Element data from apps and pages:
"""

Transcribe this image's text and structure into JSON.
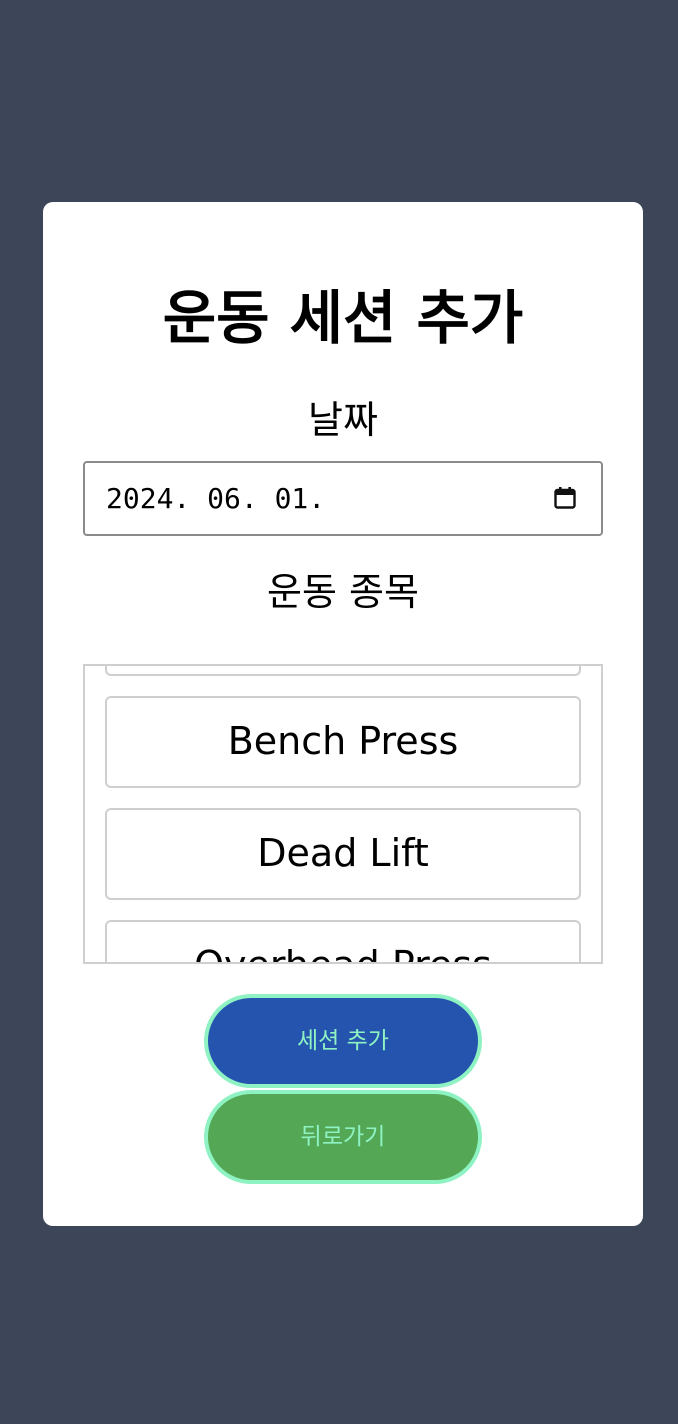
{
  "page": {
    "title": "운동 세션 추가",
    "date_label": "날짜",
    "date_value": "2024. 06. 01.",
    "exercise_label": "운동 종목"
  },
  "exercises": [
    {
      "label": ""
    },
    {
      "label": "Bench Press"
    },
    {
      "label": "Dead Lift"
    },
    {
      "label": "Overhead Press"
    }
  ],
  "actions": {
    "add_session": "세션 추가",
    "back": "뒤로가기"
  },
  "colors": {
    "background": "#3d4659",
    "card": "#ffffff",
    "add_button": "#2454ad",
    "back_button": "#54a855",
    "button_border_text": "#8ef2c3"
  },
  "icons": {
    "date_picker": "calendar-icon"
  }
}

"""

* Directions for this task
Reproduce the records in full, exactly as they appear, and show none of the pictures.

* Solved exercise
Transcribe this image's text and structure into JSON.
{
  "page": {
    "title": "운동 세션 추가",
    "date_label": "날짜",
    "date_value": "2024. 06. 01.",
    "exercise_label": "운동 종목"
  },
  "exercises": [
    {
      "label": ""
    },
    {
      "label": "Bench Press"
    },
    {
      "label": "Dead Lift"
    },
    {
      "label": "Overhead Press"
    }
  ],
  "actions": {
    "add_session": "세션 추가",
    "back": "뒤로가기"
  },
  "colors": {
    "background": "#3d4659",
    "card": "#ffffff",
    "add_button": "#2454ad",
    "back_button": "#54a855",
    "button_border_text": "#8ef2c3"
  },
  "icons": {
    "date_picker": "calendar-icon"
  }
}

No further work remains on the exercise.